(Excerpts from an interface dataset)

>>

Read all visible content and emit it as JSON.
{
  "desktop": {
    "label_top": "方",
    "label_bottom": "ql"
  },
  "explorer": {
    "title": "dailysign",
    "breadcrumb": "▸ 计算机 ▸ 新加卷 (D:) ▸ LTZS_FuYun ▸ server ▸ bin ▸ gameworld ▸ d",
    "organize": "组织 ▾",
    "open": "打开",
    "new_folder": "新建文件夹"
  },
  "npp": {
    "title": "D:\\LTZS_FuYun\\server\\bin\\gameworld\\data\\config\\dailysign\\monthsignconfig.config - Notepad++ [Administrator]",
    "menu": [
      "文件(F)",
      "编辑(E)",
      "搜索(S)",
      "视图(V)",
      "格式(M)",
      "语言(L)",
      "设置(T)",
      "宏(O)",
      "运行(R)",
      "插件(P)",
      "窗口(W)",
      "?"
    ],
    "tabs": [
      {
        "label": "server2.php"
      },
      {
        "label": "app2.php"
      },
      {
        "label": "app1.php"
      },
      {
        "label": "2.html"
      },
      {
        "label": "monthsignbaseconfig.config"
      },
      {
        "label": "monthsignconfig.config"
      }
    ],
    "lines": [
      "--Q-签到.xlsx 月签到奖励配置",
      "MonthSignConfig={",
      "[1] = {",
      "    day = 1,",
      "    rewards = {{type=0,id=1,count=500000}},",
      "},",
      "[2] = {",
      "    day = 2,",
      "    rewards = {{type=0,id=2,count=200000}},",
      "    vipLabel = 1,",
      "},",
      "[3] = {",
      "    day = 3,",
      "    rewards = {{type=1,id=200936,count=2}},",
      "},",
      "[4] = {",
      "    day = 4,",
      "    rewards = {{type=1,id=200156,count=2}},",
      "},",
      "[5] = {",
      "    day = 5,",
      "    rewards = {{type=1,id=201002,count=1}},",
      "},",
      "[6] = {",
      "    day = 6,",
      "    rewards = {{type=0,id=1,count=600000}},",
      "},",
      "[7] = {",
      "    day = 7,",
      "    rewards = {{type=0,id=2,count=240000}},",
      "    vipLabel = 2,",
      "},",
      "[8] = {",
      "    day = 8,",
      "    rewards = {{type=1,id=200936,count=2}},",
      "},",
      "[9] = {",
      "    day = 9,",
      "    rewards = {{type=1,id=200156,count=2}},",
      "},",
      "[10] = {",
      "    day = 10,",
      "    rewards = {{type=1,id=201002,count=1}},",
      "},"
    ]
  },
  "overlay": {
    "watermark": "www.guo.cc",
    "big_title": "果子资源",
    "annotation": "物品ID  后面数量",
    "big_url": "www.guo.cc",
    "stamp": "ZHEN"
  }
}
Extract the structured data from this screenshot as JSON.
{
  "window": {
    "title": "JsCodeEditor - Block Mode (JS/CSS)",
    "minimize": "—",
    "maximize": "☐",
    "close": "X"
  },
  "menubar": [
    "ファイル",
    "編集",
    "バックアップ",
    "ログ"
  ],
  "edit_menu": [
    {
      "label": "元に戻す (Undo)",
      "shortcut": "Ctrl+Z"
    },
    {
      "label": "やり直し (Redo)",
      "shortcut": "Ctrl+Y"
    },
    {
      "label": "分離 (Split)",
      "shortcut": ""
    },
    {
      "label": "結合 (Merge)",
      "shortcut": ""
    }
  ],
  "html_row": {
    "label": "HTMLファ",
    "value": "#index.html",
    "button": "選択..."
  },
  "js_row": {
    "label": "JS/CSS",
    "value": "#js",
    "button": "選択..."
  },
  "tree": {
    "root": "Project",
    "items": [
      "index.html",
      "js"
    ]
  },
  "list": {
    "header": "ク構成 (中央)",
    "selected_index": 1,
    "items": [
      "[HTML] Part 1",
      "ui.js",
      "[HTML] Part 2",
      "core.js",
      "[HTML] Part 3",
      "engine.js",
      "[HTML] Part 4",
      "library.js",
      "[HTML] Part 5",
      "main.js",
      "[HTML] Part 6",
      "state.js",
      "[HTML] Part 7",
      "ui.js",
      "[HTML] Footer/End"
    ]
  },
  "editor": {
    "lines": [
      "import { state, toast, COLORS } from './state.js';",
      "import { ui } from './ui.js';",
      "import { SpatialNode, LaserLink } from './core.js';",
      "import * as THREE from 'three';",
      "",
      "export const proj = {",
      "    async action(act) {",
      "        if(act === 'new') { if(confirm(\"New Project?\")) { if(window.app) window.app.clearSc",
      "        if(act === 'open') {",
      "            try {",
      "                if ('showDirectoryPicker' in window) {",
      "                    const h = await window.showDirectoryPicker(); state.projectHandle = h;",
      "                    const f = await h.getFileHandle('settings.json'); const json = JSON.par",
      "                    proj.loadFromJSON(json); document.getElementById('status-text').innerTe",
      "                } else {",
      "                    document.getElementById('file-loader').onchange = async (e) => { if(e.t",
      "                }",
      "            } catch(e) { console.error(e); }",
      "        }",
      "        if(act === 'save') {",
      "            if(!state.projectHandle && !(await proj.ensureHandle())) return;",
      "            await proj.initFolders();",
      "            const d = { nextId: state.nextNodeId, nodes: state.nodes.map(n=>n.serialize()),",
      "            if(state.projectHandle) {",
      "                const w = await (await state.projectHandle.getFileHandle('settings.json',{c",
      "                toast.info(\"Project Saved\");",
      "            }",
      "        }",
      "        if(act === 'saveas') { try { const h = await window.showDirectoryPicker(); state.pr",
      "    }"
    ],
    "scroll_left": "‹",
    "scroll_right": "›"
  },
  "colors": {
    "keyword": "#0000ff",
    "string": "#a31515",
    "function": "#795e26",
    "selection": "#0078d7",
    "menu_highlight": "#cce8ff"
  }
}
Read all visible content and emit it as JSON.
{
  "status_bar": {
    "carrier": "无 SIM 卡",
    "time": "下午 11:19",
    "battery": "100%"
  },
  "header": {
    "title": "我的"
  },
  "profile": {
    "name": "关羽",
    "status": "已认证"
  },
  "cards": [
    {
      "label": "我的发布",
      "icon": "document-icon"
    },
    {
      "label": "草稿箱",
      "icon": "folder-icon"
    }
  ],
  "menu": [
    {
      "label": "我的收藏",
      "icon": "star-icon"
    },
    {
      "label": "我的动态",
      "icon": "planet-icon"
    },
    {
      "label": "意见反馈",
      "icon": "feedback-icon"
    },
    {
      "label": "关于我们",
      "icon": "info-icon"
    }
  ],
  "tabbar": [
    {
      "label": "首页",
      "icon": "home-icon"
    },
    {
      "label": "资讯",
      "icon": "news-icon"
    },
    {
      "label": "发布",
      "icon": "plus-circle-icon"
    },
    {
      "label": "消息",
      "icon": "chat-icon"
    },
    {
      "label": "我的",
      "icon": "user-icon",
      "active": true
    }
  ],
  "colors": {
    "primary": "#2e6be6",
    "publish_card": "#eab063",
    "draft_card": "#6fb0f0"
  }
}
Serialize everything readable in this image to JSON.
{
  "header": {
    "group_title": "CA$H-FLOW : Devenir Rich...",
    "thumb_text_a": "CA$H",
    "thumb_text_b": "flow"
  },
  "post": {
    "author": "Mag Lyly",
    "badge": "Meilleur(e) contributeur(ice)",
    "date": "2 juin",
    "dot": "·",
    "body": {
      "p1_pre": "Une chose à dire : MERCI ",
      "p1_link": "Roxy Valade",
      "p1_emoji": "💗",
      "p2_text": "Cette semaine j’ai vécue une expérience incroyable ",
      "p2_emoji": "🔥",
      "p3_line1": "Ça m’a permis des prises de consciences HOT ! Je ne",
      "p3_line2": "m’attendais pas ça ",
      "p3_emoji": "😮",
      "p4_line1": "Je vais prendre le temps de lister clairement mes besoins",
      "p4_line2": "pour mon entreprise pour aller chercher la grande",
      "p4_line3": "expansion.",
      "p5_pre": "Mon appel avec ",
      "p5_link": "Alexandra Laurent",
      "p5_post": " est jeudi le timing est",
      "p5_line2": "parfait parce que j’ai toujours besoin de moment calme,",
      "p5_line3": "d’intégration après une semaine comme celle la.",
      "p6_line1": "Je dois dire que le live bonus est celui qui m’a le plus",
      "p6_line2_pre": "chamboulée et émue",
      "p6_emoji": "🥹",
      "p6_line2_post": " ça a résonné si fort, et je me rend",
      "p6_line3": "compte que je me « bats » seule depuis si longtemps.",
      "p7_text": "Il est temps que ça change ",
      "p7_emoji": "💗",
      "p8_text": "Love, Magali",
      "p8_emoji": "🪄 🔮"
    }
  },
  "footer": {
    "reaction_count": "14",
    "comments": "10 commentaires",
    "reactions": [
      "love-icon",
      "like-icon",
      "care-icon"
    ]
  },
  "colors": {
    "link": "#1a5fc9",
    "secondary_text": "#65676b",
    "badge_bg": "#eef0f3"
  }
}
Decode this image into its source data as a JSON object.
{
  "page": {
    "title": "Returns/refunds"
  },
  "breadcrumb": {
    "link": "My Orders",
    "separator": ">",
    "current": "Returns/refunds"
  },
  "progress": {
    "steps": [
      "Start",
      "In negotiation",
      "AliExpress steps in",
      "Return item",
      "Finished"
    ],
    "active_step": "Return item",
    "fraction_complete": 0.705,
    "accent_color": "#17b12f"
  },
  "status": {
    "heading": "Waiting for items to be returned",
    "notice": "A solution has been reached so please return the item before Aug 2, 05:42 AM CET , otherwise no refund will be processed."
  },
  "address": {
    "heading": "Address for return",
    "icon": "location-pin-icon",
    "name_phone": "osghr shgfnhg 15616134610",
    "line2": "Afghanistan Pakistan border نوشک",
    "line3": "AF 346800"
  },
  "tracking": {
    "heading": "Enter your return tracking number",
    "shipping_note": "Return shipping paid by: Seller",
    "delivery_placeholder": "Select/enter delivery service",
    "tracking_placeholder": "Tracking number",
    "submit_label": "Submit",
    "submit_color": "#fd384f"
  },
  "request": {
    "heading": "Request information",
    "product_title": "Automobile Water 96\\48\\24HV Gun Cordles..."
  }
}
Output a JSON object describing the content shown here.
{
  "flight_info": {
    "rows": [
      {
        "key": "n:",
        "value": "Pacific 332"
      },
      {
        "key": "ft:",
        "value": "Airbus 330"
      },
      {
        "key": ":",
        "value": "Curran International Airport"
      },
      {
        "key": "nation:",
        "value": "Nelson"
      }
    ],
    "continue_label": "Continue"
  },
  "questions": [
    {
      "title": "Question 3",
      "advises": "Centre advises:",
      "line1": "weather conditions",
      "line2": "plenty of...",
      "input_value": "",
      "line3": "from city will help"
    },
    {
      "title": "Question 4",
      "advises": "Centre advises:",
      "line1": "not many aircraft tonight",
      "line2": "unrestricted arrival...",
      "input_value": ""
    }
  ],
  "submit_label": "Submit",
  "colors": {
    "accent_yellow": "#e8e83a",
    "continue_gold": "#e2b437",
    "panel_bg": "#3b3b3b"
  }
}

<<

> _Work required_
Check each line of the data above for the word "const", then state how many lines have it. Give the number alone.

> _Solution for this exercise_
6